Everything to Know About Québec City
The capital of the province of Québec is proud of its French-Canadian cultural and historical heritage.
Good luck sitting in a café in this town without the person at the next table striking up a conversation. Québec City is quaint and friendly, warm and chatty. French is the common language here but many will also speak English happily, especially in tourist areas.
When to Go
The period between June and the end of October is the perfect time to visit Québec City. The winter is stunning too, but not for the faint at heart. It can get extremely cold in January and February, but it's nothing a good jacket and boots can't take care of.
For 11 days at the beginning of July, the city pulses to the rhythm of the Festival d'été de Québec, a huge outdoor music festival featuring international stars and French-speaking artists in breathtaking locations.

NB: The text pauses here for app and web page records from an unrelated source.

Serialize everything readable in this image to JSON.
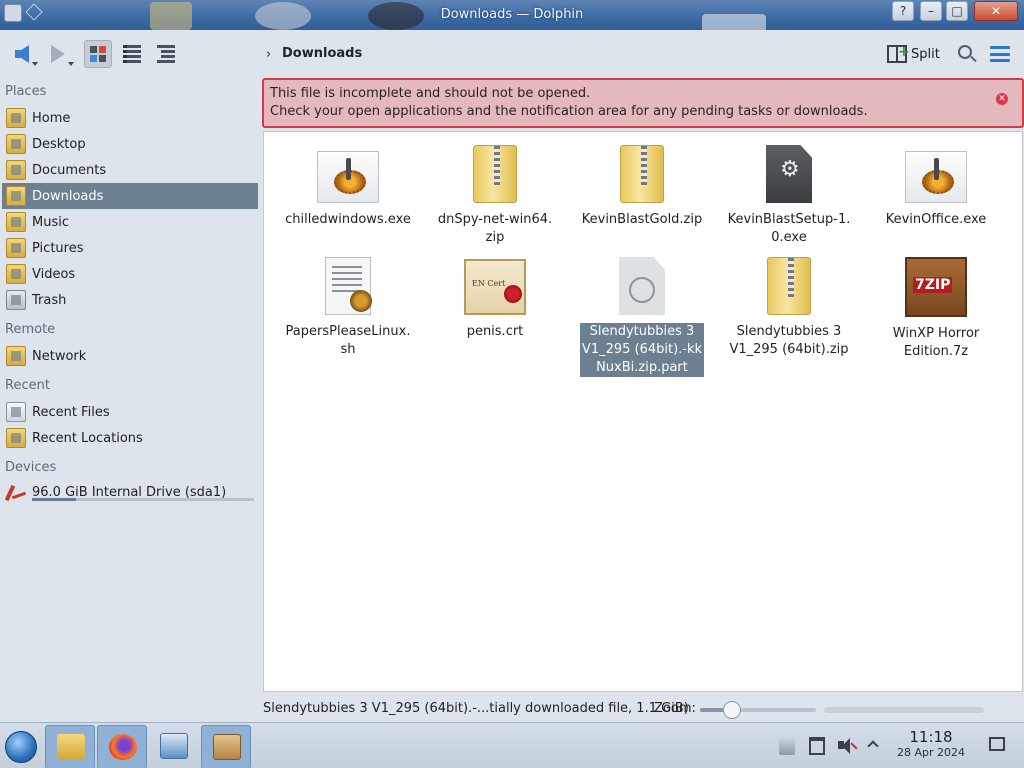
{
  "window": {
    "title": "Downloads — Dolphin",
    "controls": [
      "?",
      "–",
      "□",
      "✕"
    ]
  },
  "toolbar": {
    "breadcrumb_separator": "›",
    "breadcrumb": "Downloads",
    "split_label": "Split"
  },
  "sidebar": {
    "sections": [
      {
        "heading": "Places",
        "items": [
          {
            "label": "Home",
            "icon": "home-folder-icon"
          },
          {
            "label": "Desktop",
            "icon": "desktop-folder-icon"
          },
          {
            "label": "Documents",
            "icon": "documents-folder-icon"
          },
          {
            "label": "Downloads",
            "icon": "downloads-folder-icon",
            "active": true
          },
          {
            "label": "Music",
            "icon": "music-folder-icon"
          },
          {
            "label": "Pictures",
            "icon": "pictures-folder-icon"
          },
          {
            "label": "Videos",
            "icon": "videos-folder-icon"
          },
          {
            "label": "Trash",
            "icon": "trash-icon"
          }
        ]
      },
      {
        "heading": "Remote",
        "items": [
          {
            "label": "Network",
            "icon": "network-folder-icon"
          }
        ]
      },
      {
        "heading": "Recent",
        "items": [
          {
            "label": "Recent Files",
            "icon": "recent-files-icon"
          },
          {
            "label": "Recent Locations",
            "icon": "recent-locations-icon"
          }
        ]
      },
      {
        "heading": "Devices",
        "items": [
          {
            "label": "96.0 GiB Internal Drive (sda1)",
            "icon": "hard-drive-icon",
            "usage_fraction": 0.2
          }
        ]
      }
    ]
  },
  "notice": {
    "line1": "This file is incomplete and should not be opened.",
    "line2": "Check your open applications and the notification area for any pending tasks or downloads."
  },
  "files": [
    {
      "name": "chilledwindows.exe",
      "icon": "executable-icon"
    },
    {
      "name": "dnSpy-net-win64.\nzip",
      "icon": "zip-archive-icon"
    },
    {
      "name": "KevinBlastGold.zip",
      "icon": "zip-archive-icon"
    },
    {
      "name": "KevinBlastSetup-1.\n0.exe",
      "icon": "setup-gear-icon"
    },
    {
      "name": "KevinOffice.exe",
      "icon": "executable-icon"
    },
    {
      "name": "PapersPleaseLinux.\nsh",
      "icon": "shell-script-icon"
    },
    {
      "name": "penis.crt",
      "icon": "certificate-icon"
    },
    {
      "name": "Slendytubbies 3\nV1_295 (64bit).-kk\nNuxBi.zip.part",
      "icon": "partial-download-clock-icon",
      "selected": true
    },
    {
      "name": "Slendytubbies 3\nV1_295 (64bit).zip",
      "icon": "zip-archive-icon"
    },
    {
      "name": "WinXP Horror\nEdition.7z",
      "icon": "7zip-archive-icon"
    }
  ],
  "status": {
    "text": "Slendytubbies 3 V1_295 (64bit).-...tially downloaded file, 1.1 GiB)",
    "zoom_label": "Zoom:",
    "zoom_level_fraction": 0.28
  },
  "taskbar": {
    "apps": [
      "file-manager-icon",
      "firefox-icon",
      "system-monitor-icon",
      "package-installer-icon"
    ],
    "time": "11:18",
    "date": "28 Apr 2024",
    "tray": [
      "clipboard-icon",
      "notes-icon",
      "volume-muted-icon",
      "chevron-up-icon"
    ]
  },
  "colors": {
    "selection": "#6d8092",
    "notice_bg": "#e3b9be",
    "notice_border": "#d33a46",
    "titlebar": "#3d6aa3"
  }
}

As a warm-up, Saint-Jean-Baptiste Day (Québec's national holiday) festivities on the Plains of Abraham is as Québecois an event as you will find.
What to Eat
Of course, you cannot leave the city without having a poutine (fries and cheese curds covered by gravy), the French-Canadian snack par excellence. Fast-food chain Ashton makes some of the best in the province. If you want to eat it like a Québécois, have one at 3 a.m. after a night out. The rest of the time, though, explore Québec's culinary delights, including pouding chômeur, cake made with maple syrup. For traditional cuisine, hit le Buffet de l'Antiquaire, serving home-style meals from morning 'til night.
Souvenir to Take Home
Marché du Vieux-Port is the perfect place to choose a nice eatable or drinkable souvenir to bring home, may it be a bottle of black currant liquor made in the region or a block of maple sugar you can slide into your carry-on. Local producers will happily give you a taste of their offerings. Traditional art, from both Northern Québec and native communities around the province, can also be found in Old Town.
- Nat Geo Expeditions
Sustainable Travel Tip
Unlike Montréal, Québec City doesn't have an underground metro but compensates with a Metrobus that will take you to just about all the most important locations in town in no time. So why would you take your car?
For the best view of the city, climb onto the fortifications at the Terrasse Saint-Denis. From this angle, not only do you see the Château Frontenac but also the old town and the St. Lawrence river. It's an amazing place to take a photo-and a deep breath.